## [Exercise brief]
In the data below, give the number of lines that contain the word "LIST". Nothing else is needed.

## [Data supplied]

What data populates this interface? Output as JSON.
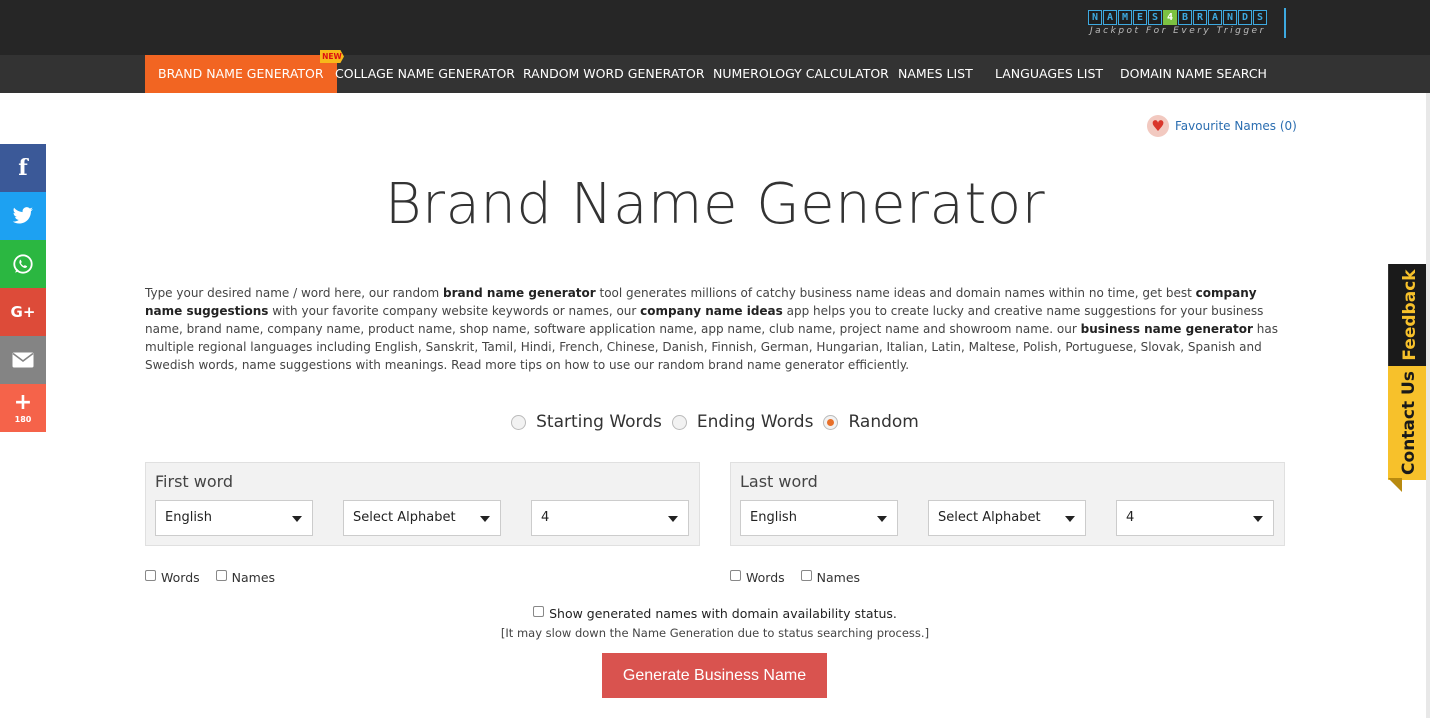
{
  "logo": {
    "letters": [
      "N",
      "A",
      "M",
      "E",
      "S",
      "4",
      "B",
      "R",
      "A",
      "N",
      "D",
      "S"
    ],
    "tagline": "Jackpot For Every Trigger"
  },
  "nav": {
    "items": [
      {
        "label": "BRAND NAME GENERATOR",
        "active": true
      },
      {
        "label": "COLLAGE NAME GENERATOR"
      },
      {
        "label": "RANDOM WORD GENERATOR"
      },
      {
        "label": "NUMEROLOGY CALCULATOR"
      },
      {
        "label": "NAMES LIST"
      },
      {
        "label": "LANGUAGES LIST"
      },
      {
        "label": "DOMAIN NAME SEARCH"
      }
    ],
    "new_badge": "NEW"
  },
  "social": {
    "share_count": "180",
    "icons": [
      "facebook-icon",
      "twitter-icon",
      "whatsapp-icon",
      "google-plus-icon",
      "email-icon",
      "more-share-icon"
    ]
  },
  "favourites": {
    "label": "Favourite Names (0)"
  },
  "page": {
    "title": "Brand Name Generator",
    "description": [
      {
        "t": "Type your desired name / word here, our random "
      },
      {
        "t": "brand name generator",
        "b": true
      },
      {
        "t": " tool generates millions of catchy business name ideas and domain names within no time, get best "
      },
      {
        "t": "company name suggestions",
        "b": true
      },
      {
        "t": " with your favorite company website keywords or names, our "
      },
      {
        "t": "company name ideas",
        "b": true
      },
      {
        "t": " app helps you to create lucky and creative name suggestions for your business name, brand name, company name, product name, shop name, software application name, app name, club name, project name and showroom name. our "
      },
      {
        "t": "business name generator",
        "b": true
      },
      {
        "t": " has multiple regional languages including English, Sanskrit, Tamil, Hindi, French, Chinese, Danish, Finnish, German, Hungarian, Italian, Latin, Maltese, Polish, Portuguese, Slovak, Spanish and Swedish words, name suggestions with meanings. Read more tips on how to use our random brand name generator efficiently."
      }
    ]
  },
  "mode": {
    "options": [
      "Starting Words",
      "Ending Words",
      "Random"
    ],
    "selected": "Random"
  },
  "first_word": {
    "label": "First word",
    "language": "English",
    "alphabet": "Select Alphabet",
    "length": "4",
    "checks": [
      "Words",
      "Names"
    ]
  },
  "last_word": {
    "label": "Last word",
    "language": "English",
    "alphabet": "Select Alphabet",
    "length": "4",
    "checks": [
      "Words",
      "Names"
    ]
  },
  "domain": {
    "label": "Show generated names with domain availability status.",
    "note": "[It may slow down the Name Generation due to status searching process.]"
  },
  "generate_button": "Generate Business Name",
  "side_tabs": {
    "feedback": "Feedback",
    "contact": "Contact Us"
  },
  "colors": {
    "accent": "#f26522",
    "button": "#d9534f",
    "nav_bg": "#333333",
    "tab_yellow": "#f7c12b"
  }
}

## [Result of this exercise]
2